“Pushing the Limits: Life, Marathons & Kokoda” is the autobiography of Kurt Fearnley who is a three-time gold medal winning Paralympian. Driven by the determination to push his own limits, he has also competed in the New York and Boston marathons, sailed in a victorious Sydney to Hobart yacht race and amazingly crawled the Kokoda track. His determination and self-belief are an example for all.
Fearnley was born with lumbo-sacral agenesis, a spinal and pelvic congenital disorder that caused him to have small and malformed legs. Despite this, Kurt enjoyed a carefree youth in the small country town of Carcoar in central New South Wales. His parents refused to treat him differently from his siblings. Kurt built his legendary strength and endurance while crawling across country tracks, hoisting himself over fences and bashing through streams with his brothers. Living in a small town, everyone knew the Fearnley family and treated Kurt as one of their own. Remarkably, it wasn't until he went to high school that he began to feel different.
The struggles of forming teenage identity can be all the more challenging when you have a disability, and this was the case for Kurt. Once he entered secondary school he became aware of other kids staring at him and was taunted by one boy on the school bus. Again however, he rose above his challenges with support from a perceptive teacher, family and friends. After being helped to purchase his first race wheelchair, he was on the road to achieving his sporting dreams. The road from there was filled with unexpected twists and turns as he learned to come to terms with failure on the track. He endured the mental and physical torments of racing including being forced to recover from two serious racing accidents.

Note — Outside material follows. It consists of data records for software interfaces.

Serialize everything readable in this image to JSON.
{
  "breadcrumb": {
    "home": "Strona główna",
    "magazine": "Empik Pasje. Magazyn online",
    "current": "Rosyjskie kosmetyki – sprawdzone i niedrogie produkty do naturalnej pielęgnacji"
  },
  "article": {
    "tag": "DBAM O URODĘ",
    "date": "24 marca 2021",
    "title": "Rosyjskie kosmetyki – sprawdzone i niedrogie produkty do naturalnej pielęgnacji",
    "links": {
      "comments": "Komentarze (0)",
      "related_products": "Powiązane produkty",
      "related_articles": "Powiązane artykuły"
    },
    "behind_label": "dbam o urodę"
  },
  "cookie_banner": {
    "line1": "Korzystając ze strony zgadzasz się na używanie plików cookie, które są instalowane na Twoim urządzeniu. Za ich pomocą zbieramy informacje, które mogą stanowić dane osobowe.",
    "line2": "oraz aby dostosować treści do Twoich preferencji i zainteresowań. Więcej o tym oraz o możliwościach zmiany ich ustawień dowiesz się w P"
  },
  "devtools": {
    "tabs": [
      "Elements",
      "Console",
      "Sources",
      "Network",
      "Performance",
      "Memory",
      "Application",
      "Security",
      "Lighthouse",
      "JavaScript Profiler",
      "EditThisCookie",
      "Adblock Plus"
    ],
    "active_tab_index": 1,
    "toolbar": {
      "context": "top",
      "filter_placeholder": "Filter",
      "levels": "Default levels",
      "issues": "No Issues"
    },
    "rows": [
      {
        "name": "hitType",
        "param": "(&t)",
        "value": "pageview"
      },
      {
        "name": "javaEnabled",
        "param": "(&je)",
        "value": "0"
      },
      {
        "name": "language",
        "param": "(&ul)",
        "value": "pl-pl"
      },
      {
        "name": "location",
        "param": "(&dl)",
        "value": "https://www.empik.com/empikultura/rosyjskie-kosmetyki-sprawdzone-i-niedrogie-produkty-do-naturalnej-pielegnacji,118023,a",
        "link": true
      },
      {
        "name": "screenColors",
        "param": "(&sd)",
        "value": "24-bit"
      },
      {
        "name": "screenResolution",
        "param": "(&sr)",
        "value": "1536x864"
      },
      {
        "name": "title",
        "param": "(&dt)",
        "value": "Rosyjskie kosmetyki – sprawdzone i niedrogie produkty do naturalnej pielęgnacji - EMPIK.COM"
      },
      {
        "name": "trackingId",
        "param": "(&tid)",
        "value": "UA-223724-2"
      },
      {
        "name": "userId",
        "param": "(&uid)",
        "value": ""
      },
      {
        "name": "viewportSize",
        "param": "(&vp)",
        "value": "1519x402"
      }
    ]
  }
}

The power of positivity
The most striking aspect of the book for me was the level of support and positivity Kurt received, particularly in his formative years. Family and locals in the community where he grew up did not doubt his abilities or see his disability as defining him. By his own admission, this helped him build the strong faith in himself that allowed him to become the champion he is today. Similarly striking, was his refusal to be daunted by any challenge. In my experience, living with a disability can sometimes make you feel more averse to taking risks as you become accustomed to experiencing setbacks and discouragements. Kurt never let being discouraged stop him, like the time he was scorned by a trail-walk tour operator when attempting to organise and pursue his 'ridiculous' dream of crawling Kokoda.
While Kurt came across as warm, likeable and down-to-earth, I felt expressing greater vulnerability would have made him more relatable to others with a disability. I felt the amazing opportunities he has had set him apart from many others with a disability who would not have had similar experiences. I found him most relatable in the moments when he did express self-doubt, such as when he related the frustration and self-consciousness he felt as a teenager when realising he couldn't access some classrooms without help.
Disability and equality
I also valued his commentary of the treatment of people with disabilities in Australia. The criticism he received for complaining about being forced into a push chair at the airport shows how far society still needs to be educated about exactly what it means to ensure equality and personal dignity for people with disabilities. Furthermore, many of us would relate to the usually well-meaning but patronising comments he recounts receiving when out in the community. I couldn't help but laugh when he marvelled at the fact that people were still surprised at him doing his own grocery shopping in his wheelchair when he'd just crawled Kokoda!
A great example
"Pushing the Limits" is a compelling tale of triumph over adversity, which celebrates a great Australian. Kurt's story is a reminder of how much we can all achieve if we are willing to work hard, believe in ourselves and never give up.